Dartmoor horse riding holidays: You don’t have to cross the Atlantic to have a go at being a cowgirl
Weak sunlight glints on the horizon. In the distance, a man on horseback crests a hill, his steed heading towards us at full gallop, silhouetted against the azure-blue sky. From his outline I can just about make out a cowboy hat and spurs. One hand is raised slightly, signalling to us, while the other clutches slack reins, giving the charging horse microscopic signals as it snorts and slows to a canter.
I could easily be in the Wild West, but I’m actually on Dartmoor. This expansive area of moorland in south Devon, which covers 954sq km and is protected by National Park status, has long captured the imagination. Its boggy landscape was the inspiration for Sir Arthur Conan Doyle’s book The Hound of the Baskervilles. More recently, it appeared on screen in Stephen Spielberg’s adaptation of Warhorse. The myth, though, has always been of a land shrouded in fog and mystery; impenetrable and sometimes spooky terrain that stretches out over an unfathomable distance.
Luxury horse riding holiday company Liberty Trails, however, has set out to prove there’s more to the moors. It invites experienced riders to take on Dartmoor’s challenging terrain on spirited horses that know the land like the back of their hooves. Led by guides (all born and bred in Dartmoor), groups of riders join founder Elaine Prior on tailored treks across the moorland.
This year, Liberty Trails will run the first ever Dartmoor Derby in September. Loosely based on African riding safaris (Elaine used to live in South Africa) and the infamous Mongol Derby, it will see skilled riders take to the moors, covering 50 miles over two consecutive days, spending the night in a specially constructed luxury camp.
Keen to have a go, I’ve decided to take part in Liberty Trails’ pilot event. It’s an early start on Saturday morning; the other riders and I are up and out by 9am, and, on Elaine’s advice, fuel up with a large breakfast. It’s important to Liberty Trails that riders are well-matched with their mounts. This isn’t pony-trekking for the uninitiated, it’s a physical challenge to be undertaken only by those happy to spend seven hours a day in the saddle.
The horses are all what Elaine describes as “forward going” – equine speak for “slightly frisky”. They’re not docile creatures trained to follow each other around a riding school; these guys will keep you on your toes. I’m introduced to Pebbles, who I’m told has a tendency to be a bit stroppy. Guests are also asked to bring along their own kit, including proper boots, a helmet, jodhpurs, and plenty of layers. “There’s no such thing as bad weather,” says Elaine. “Just inappropriate clothing”.
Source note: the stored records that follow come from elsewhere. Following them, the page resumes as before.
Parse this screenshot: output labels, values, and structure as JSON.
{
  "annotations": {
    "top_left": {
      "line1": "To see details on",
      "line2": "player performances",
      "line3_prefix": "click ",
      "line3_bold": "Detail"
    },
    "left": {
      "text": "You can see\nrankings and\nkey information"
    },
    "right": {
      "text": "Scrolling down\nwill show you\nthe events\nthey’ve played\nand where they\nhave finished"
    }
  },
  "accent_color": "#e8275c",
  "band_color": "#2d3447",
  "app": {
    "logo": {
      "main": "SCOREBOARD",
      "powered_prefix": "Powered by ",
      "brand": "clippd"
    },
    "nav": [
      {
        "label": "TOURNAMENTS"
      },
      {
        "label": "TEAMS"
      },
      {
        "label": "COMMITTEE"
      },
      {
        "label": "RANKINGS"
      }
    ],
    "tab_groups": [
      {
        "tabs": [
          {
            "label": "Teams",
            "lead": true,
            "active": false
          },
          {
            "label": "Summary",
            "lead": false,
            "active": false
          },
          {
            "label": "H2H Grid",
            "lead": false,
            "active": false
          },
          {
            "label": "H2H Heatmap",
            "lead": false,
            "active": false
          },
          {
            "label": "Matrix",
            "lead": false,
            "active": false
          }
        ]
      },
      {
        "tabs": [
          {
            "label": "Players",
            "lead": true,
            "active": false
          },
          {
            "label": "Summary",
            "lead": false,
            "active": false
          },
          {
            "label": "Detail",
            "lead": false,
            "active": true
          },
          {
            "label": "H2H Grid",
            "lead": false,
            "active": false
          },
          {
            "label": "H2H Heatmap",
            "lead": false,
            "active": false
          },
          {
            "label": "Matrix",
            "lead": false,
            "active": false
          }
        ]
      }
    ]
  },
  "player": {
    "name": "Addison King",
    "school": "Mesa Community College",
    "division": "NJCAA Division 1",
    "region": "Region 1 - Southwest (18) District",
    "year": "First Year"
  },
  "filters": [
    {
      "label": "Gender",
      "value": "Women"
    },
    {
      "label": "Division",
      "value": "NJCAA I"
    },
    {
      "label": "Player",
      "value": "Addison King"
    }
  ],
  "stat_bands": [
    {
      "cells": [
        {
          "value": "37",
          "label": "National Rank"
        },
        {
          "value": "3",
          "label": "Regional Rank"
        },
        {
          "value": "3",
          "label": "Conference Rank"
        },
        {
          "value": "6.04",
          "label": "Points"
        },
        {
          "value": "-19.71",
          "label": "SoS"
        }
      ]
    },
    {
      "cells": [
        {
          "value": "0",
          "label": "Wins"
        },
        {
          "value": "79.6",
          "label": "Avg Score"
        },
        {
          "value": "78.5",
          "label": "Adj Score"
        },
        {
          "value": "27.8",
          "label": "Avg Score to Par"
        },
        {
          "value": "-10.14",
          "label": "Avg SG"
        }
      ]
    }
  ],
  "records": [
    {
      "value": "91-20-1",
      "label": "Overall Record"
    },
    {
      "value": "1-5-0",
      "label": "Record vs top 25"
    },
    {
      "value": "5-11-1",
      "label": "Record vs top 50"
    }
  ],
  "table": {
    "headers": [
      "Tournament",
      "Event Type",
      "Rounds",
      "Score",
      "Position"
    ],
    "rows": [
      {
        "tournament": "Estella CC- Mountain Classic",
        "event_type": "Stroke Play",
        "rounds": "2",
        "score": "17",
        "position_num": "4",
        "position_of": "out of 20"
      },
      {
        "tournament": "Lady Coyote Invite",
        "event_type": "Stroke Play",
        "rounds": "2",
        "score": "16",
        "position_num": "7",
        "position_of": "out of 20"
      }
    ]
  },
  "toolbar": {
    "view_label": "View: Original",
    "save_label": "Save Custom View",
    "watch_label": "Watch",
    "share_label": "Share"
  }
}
Horses assigned, we set off across Dartmoor, led by Devon farmer Phillip Heard – that galloping silhouette in spurs and a cowboy hat. Guests cluster in the middle while Elaine brings up the rear.
Half an hour into the trek, I’m finding Pebbles a bit of a handful. I’m a practised rider but the terrain we’re covering is unlike anything I’ve experienced. Elaine notices my nerves and immediately leaps off her own horse – the more reliable Ranger – and suggests we swap. I’m in very safe hands.
The landscape is undeniably beautiful. With every passing minute it changes, and we move unhindered from bog, to brook, to endless sweeping moor. The horses need little encouragement and it’s easier to give them their heads and let them feel the way. There’s no obvious route, we just follow Phil, who I’m convinced has a GPS stitched into his Stetson.
After three hours in the saddle, we break for lunch. Phil secures the horses while packed lunches of sandwiches, cakes and tea are handed out. Apples and carrots are, of course, provided for the horses.
Soon, it’s time to get back in the saddle. We ride for another three or four hours, the time slipping by almost unnoticed. After a while, though, my thighs begin to ache. I’m not used to riding for this long and am decidedly stiff by the time I heave myself off Ranger at the end of the day.
As well as the Dartmoor Derby and specially tailored riding experiences, Liberty Trails also facilitates cattle drives for anyone who wants to live out their childhood cowboy fantasies. There are two a year, one in the spring when the cows are taken up on to the moor, and one in the autumn, when they are brought back down to the paddocks. So, the following morning, we set off in search of cattle.
To get into character, we ride in Western saddles with large pommels and hefty stirrups. The cattle drive days are dictated mainly by where the cows are grazing. They’re slower paced (we go at the cattle’s speed), and involve a lot of huffing and puffing to get the idling beasts moving. We’re treated more like extra hands on the trail than paying guests. By the end of the day, I feel like I’ve actually been quite useful.
Fog descends as I head to Exeter station that evening, cloaking the moors in mystery once again. I feel lucky to have explored them. Stetsons, saddles, and the sound of hooves on boggy ground are my memories from the weekend. Oh, and the fact that I walked like a cowboy for a week afterwards.